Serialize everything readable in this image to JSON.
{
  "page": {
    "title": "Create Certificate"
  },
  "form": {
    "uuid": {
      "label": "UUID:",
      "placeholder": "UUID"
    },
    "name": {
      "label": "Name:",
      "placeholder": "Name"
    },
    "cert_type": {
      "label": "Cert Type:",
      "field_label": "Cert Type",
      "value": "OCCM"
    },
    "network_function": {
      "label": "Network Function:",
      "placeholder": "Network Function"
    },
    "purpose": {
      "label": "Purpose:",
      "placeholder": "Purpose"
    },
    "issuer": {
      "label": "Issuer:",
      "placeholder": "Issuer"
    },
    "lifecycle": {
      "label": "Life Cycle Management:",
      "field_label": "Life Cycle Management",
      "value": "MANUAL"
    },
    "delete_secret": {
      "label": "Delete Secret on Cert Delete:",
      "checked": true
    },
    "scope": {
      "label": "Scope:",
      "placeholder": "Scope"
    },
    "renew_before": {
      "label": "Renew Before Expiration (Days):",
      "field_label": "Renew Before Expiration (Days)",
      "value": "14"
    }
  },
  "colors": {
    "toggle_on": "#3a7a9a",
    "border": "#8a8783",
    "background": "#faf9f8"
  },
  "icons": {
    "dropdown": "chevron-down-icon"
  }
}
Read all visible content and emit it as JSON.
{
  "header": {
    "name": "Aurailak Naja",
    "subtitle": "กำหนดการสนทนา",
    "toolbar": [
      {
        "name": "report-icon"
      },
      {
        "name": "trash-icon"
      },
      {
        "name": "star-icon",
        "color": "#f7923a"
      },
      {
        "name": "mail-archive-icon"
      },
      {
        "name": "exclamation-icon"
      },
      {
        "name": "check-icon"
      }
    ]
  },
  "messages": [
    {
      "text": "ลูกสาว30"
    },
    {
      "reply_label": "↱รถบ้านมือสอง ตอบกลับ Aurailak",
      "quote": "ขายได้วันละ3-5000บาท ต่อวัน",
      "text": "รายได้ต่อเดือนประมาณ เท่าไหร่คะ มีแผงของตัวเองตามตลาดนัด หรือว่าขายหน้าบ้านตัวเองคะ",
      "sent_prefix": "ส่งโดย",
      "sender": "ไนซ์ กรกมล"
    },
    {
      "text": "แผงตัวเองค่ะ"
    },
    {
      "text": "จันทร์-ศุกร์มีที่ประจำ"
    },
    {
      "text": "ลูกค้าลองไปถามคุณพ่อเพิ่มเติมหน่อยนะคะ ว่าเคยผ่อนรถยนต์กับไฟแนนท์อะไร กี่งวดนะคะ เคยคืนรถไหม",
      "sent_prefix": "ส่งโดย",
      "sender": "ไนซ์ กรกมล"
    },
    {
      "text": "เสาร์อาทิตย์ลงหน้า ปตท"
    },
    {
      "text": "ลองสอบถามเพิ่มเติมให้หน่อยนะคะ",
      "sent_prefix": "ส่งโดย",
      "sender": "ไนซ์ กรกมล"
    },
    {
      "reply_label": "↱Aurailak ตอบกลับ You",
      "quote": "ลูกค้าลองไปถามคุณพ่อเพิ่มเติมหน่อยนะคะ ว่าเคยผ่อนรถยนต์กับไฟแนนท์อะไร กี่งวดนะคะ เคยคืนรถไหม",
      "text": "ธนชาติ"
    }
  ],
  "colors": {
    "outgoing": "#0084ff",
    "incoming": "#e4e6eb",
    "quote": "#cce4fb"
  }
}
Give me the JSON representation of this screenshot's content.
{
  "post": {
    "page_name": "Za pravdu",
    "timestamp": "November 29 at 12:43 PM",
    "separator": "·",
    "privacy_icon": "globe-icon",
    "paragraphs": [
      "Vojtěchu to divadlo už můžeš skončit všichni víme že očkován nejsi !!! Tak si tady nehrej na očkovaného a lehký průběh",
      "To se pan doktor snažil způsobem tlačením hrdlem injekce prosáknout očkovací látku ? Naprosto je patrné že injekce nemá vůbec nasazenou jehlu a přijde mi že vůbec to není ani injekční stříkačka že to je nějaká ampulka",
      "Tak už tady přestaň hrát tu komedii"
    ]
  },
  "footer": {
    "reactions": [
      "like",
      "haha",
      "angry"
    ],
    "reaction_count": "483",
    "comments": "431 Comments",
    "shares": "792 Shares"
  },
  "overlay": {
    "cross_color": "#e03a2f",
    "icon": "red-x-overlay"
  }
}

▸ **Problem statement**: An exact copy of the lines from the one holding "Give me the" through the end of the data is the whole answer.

▸ **Solved exercise**:
Give me the JSON representation of this screenshot's content.
{
  "post": {
    "page_name": "Za pravdu",
    "timestamp": "November 29 at 12:43 PM",
    "separator": "·",
    "privacy_icon": "globe-icon",
    "paragraphs": [
      "Vojtěchu to divadlo už můžeš skončit všichni víme že očkován nejsi !!! Tak si tady nehrej na očkovaného a lehký průběh",
      "To se pan doktor snažil způsobem tlačením hrdlem injekce prosáknout očkovací látku ? Naprosto je patrné že injekce nemá vůbec nasazenou jehlu a přijde mi že vůbec to není ani injekční stříkačka že to je nějaká ampulka",
      "Tak už tady přestaň hrát tu komedii"
    ]
  },
  "footer": {
    "reactions": [
      "like",
      "haha",
      "angry"
    ],
    "reaction_count": "483",
    "comments": "431 Comments",
    "shares": "792 Shares"
  },
  "overlay": {
    "cross_color": "#e03a2f",
    "icon": "red-x-overlay"
  }
}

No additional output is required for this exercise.